It ranks among the least appealing but most important management duties: conducting tough talks with employees. Bosses are required to hold people accountable, let them know what’s expected of them, and keep them informed — even when the news isn’t good.
Many managers tell me they wish they were better at handling difficult conversations. Their reasons for avoiding or bungling them can range from “I hate conflict and come on too soft” to “I have a short fuse and talk myself into trouble.”
Few managers get specialized training in this area, other than perhaps an HR primer on company policies and protocols. But a real, practical immersion in what works best in a variety of situations — that’s a rarity.

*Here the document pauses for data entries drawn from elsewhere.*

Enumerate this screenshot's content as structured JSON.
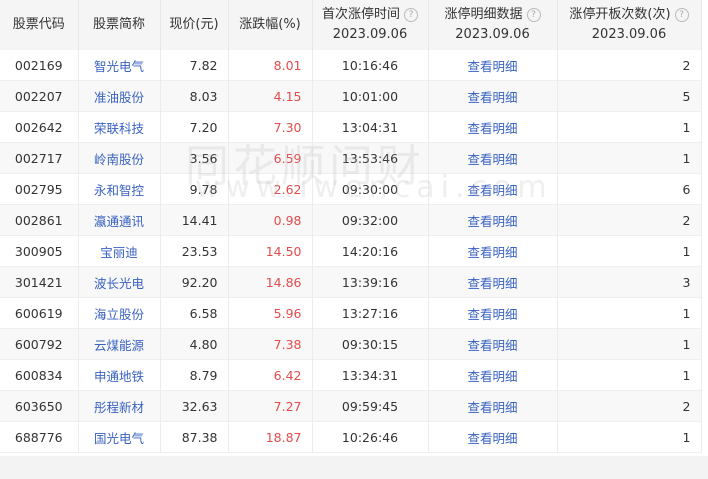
{
  "headers": {
    "code": "股票代码",
    "name": "股票简称",
    "price": "现价(元)",
    "change": "涨跌幅(%)",
    "first_time": "首次涨停时间",
    "detail": "涨停明细数据",
    "open_count": "涨停开板次数(次)",
    "date": "2023.09.06",
    "help": "?"
  },
  "rows": [
    {
      "code": "002169",
      "name": "智光电气",
      "price": "7.82",
      "change": "8.01",
      "time": "10:16:46",
      "detail": "查看明细",
      "count": "2"
    },
    {
      "code": "002207",
      "name": "准油股份",
      "price": "8.03",
      "change": "4.15",
      "time": "10:01:00",
      "detail": "查看明细",
      "count": "5"
    },
    {
      "code": "002642",
      "name": "荣联科技",
      "price": "7.20",
      "change": "7.30",
      "time": "13:04:31",
      "detail": "查看明细",
      "count": "1"
    },
    {
      "code": "002717",
      "name": "岭南股份",
      "price": "3.56",
      "change": "6.59",
      "time": "13:53:46",
      "detail": "查看明细",
      "count": "1"
    },
    {
      "code": "002795",
      "name": "永和智控",
      "price": "9.78",
      "change": "2.62",
      "time": "09:30:00",
      "detail": "查看明细",
      "count": "6"
    },
    {
      "code": "002861",
      "name": "瀛通通讯",
      "price": "14.41",
      "change": "0.98",
      "time": "09:32:00",
      "detail": "查看明细",
      "count": "2"
    },
    {
      "code": "300905",
      "name": "宝丽迪",
      "price": "23.53",
      "change": "14.50",
      "time": "14:20:16",
      "detail": "查看明细",
      "count": "1"
    },
    {
      "code": "301421",
      "name": "波长光电",
      "price": "92.20",
      "change": "14.86",
      "time": "13:39:16",
      "detail": "查看明细",
      "count": "3"
    },
    {
      "code": "600619",
      "name": "海立股份",
      "price": "6.58",
      "change": "5.96",
      "time": "13:27:16",
      "detail": "查看明细",
      "count": "1"
    },
    {
      "code": "600792",
      "name": "云煤能源",
      "price": "4.80",
      "change": "7.38",
      "time": "09:30:15",
      "detail": "查看明细",
      "count": "1"
    },
    {
      "code": "600834",
      "name": "申通地铁",
      "price": "8.79",
      "change": "6.42",
      "time": "13:34:31",
      "detail": "查看明细",
      "count": "1"
    },
    {
      "code": "603650",
      "name": "彤程新材",
      "price": "32.63",
      "change": "7.27",
      "time": "09:59:45",
      "detail": "查看明细",
      "count": "2"
    },
    {
      "code": "688776",
      "name": "国光电气",
      "price": "87.38",
      "change": "18.87",
      "time": "10:26:46",
      "detail": "查看明细",
      "count": "1"
    }
  ],
  "watermark": {
    "cn": "同花顺问财",
    "url": "www.iwencai.com"
  }
}
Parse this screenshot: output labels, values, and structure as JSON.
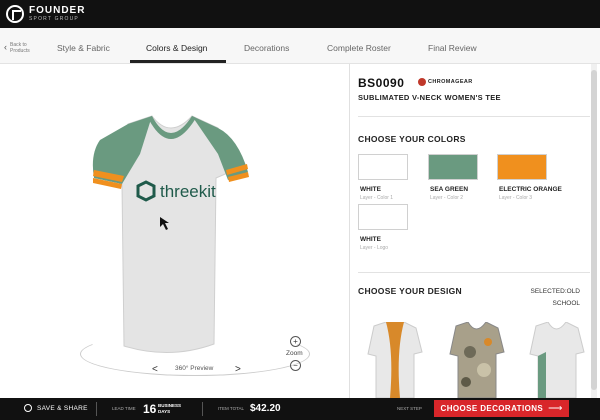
{
  "brand": {
    "name": "FOUNDER",
    "sub": "SPORT GROUP"
  },
  "nav": {
    "back_label": "Back to Products",
    "tabs": [
      "Style & Fabric",
      "Colors & Design",
      "Decorations",
      "Complete Roster",
      "Final Review"
    ],
    "active_tab": "Colors & Design"
  },
  "preview": {
    "label": "360° Preview",
    "zoom_label": "Zoom",
    "zoom_in": "+",
    "zoom_out": "−",
    "prev": "<",
    "next": ">",
    "tee_logo_text": "threekit",
    "colors": {
      "body": "#e4e4e4",
      "sleeve": "#6a9a80",
      "stripe": "#f0901e",
      "logo": "#1f5a4a"
    }
  },
  "product": {
    "sku": "BS0090",
    "partner_logo_text": "CHROMAGEAR",
    "name": "SUBLIMATED V-NECK WOMEN'S TEE"
  },
  "colors_section": {
    "title": "CHOOSE YOUR COLORS",
    "swatches": [
      {
        "name": "WHITE",
        "layer": "Layer - Color 1",
        "color": "#ffffff"
      },
      {
        "name": "SEA GREEN",
        "layer": "Layer - Color 2",
        "color": "#6a9a80"
      },
      {
        "name": "ELECTRIC ORANGE",
        "layer": "Layer - Color 3",
        "color": "#f0901e"
      },
      {
        "name": "WHITE",
        "layer": "Layer - Logo",
        "color": "#ffffff"
      }
    ]
  },
  "design_section": {
    "title": "CHOOSE YOUR DESIGN",
    "selected_label": "SELECTED:OLD SCHOOL",
    "thumb_colors": [
      "#e8e8e8",
      "#d8892a",
      "#a8a08a",
      "#6a9a80"
    ]
  },
  "footer": {
    "save_label": "SAVE & SHARE",
    "lead_label": "LEAD TIME",
    "lead_num": "16",
    "lead_unit": "BUSINESS DAYS",
    "total_label": "ITEM TOTAL",
    "total_value": "$42.20",
    "next_label": "NEXT STEP",
    "cta_label": "CHOOSE DECORATIONS",
    "cta_arrow": "⟶",
    "cta_color": "#d8262a"
  }
}
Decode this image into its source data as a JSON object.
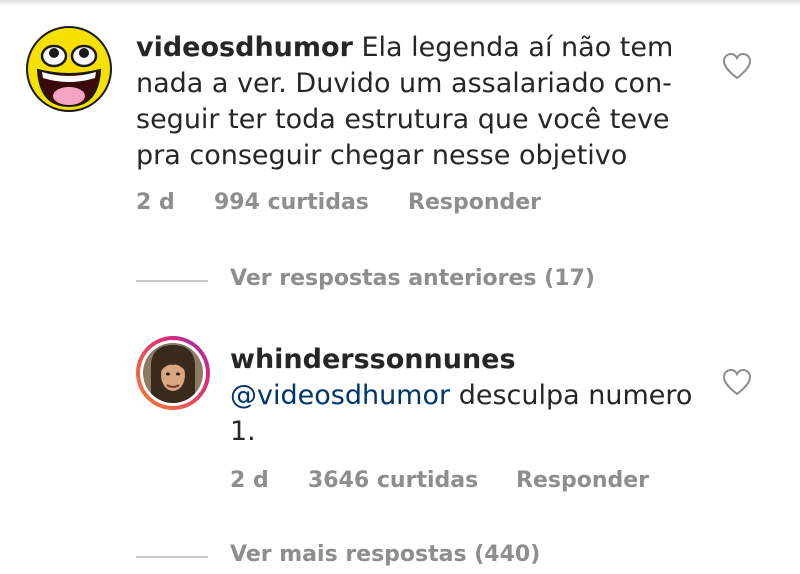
{
  "comments": [
    {
      "username": "videosdhumor",
      "text": "Ela legenda aí não tem nada a ver. Duvido um assalariado con-seguir ter toda estrutura que você teve pra conseguir chegar nesse objetivo",
      "lines": [
        " Ela legenda aí não tem",
        "nada a ver. Duvido um assalariado con-",
        "seguir ter toda estrutura que você teve",
        "pra conseguir chegar nesse objetivo"
      ],
      "time": "2 d",
      "likes": "994 curtidas",
      "reply_label": "Responder",
      "avatar_icon": "awesome-face-icon"
    },
    {
      "username": "whinderssonnunes",
      "mention": "@videosdhumor",
      "text_after_mention": " desculpa numero",
      "text_line2": "1.",
      "time": "2 d",
      "likes": "3646 curtidas",
      "reply_label": "Responder",
      "avatar_icon": "profile-photo-icon"
    }
  ],
  "view_previous_replies": "Ver respostas anteriores (17)",
  "view_more_replies": "Ver mais respostas (440)",
  "colors": {
    "text": "#262626",
    "meta": "#8e8e8e",
    "mention": "#003569",
    "story_ring_start": "#f58529",
    "story_ring_end": "#dd2a7b"
  }
}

Managers usually learn by trial and error. And error.
That’s why we focus on tough talks in our management programs, why I devote a full chapter to difficult conversations in my new book “Work Happy: What Great Bosses Know,” and why we had a NewsU webinar this month that brought the book’s lessons to life.
It’s important to understand how easily a challenging conversation can be derailed — if a manager lets it happen (or even causes it to happen!) Here are the four “D’s” that can derail your conversation:
- Denial: The other person rejects the information you’re putting forward, claims it is untrue, or completely shuts down.